● Instructions to follow
In the entries below, find each line with the word "entrance" and pull it out.

(Website and app data records)
***

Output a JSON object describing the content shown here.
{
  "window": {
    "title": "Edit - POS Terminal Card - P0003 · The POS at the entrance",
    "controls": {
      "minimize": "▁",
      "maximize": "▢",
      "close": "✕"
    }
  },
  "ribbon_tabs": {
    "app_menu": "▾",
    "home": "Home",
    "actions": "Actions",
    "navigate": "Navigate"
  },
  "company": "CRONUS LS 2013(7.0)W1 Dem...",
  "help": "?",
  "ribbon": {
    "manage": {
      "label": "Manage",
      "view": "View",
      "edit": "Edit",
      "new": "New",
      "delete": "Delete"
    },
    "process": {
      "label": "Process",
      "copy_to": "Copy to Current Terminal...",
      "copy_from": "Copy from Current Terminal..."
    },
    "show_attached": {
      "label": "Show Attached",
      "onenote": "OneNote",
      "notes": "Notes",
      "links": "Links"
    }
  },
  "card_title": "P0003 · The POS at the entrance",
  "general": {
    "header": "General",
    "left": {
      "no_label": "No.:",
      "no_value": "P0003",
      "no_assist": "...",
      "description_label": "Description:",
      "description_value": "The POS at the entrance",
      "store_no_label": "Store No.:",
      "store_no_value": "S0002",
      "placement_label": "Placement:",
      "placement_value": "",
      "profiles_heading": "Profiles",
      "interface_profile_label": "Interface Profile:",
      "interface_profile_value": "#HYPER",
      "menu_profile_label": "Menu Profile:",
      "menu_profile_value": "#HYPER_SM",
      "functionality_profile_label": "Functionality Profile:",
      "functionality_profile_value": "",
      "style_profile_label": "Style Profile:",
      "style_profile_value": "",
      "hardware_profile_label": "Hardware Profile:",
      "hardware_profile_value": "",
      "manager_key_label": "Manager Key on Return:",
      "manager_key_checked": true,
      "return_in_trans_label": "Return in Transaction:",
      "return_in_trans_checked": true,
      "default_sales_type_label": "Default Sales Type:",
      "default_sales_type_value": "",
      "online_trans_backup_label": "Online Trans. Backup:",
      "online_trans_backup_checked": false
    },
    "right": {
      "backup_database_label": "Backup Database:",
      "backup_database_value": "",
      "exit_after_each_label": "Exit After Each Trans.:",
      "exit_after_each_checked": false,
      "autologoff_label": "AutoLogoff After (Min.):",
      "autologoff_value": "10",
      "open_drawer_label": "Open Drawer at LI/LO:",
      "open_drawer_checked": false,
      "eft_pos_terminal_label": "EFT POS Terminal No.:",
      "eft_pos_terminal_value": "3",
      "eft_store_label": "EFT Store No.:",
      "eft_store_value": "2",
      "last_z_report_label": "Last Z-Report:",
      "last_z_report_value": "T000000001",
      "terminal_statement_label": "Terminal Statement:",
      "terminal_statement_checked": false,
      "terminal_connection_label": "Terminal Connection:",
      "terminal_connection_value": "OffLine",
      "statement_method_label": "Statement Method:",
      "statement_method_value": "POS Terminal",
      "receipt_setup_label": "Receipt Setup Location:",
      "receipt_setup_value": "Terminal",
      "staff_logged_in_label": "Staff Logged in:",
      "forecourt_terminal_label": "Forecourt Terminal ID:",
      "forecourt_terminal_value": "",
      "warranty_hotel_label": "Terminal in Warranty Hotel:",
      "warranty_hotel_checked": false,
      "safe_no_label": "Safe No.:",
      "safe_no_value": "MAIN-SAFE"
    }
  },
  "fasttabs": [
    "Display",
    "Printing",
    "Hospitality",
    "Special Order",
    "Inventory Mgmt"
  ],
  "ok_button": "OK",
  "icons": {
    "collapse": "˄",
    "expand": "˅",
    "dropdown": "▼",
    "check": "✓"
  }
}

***

● Result of the task
    "title": "Edit - POS Terminal Card - P0003 · The POS at the entrance",
  "card_title": "P0003 · The POS at the entrance",
      "description_value": "The POS at the entrance",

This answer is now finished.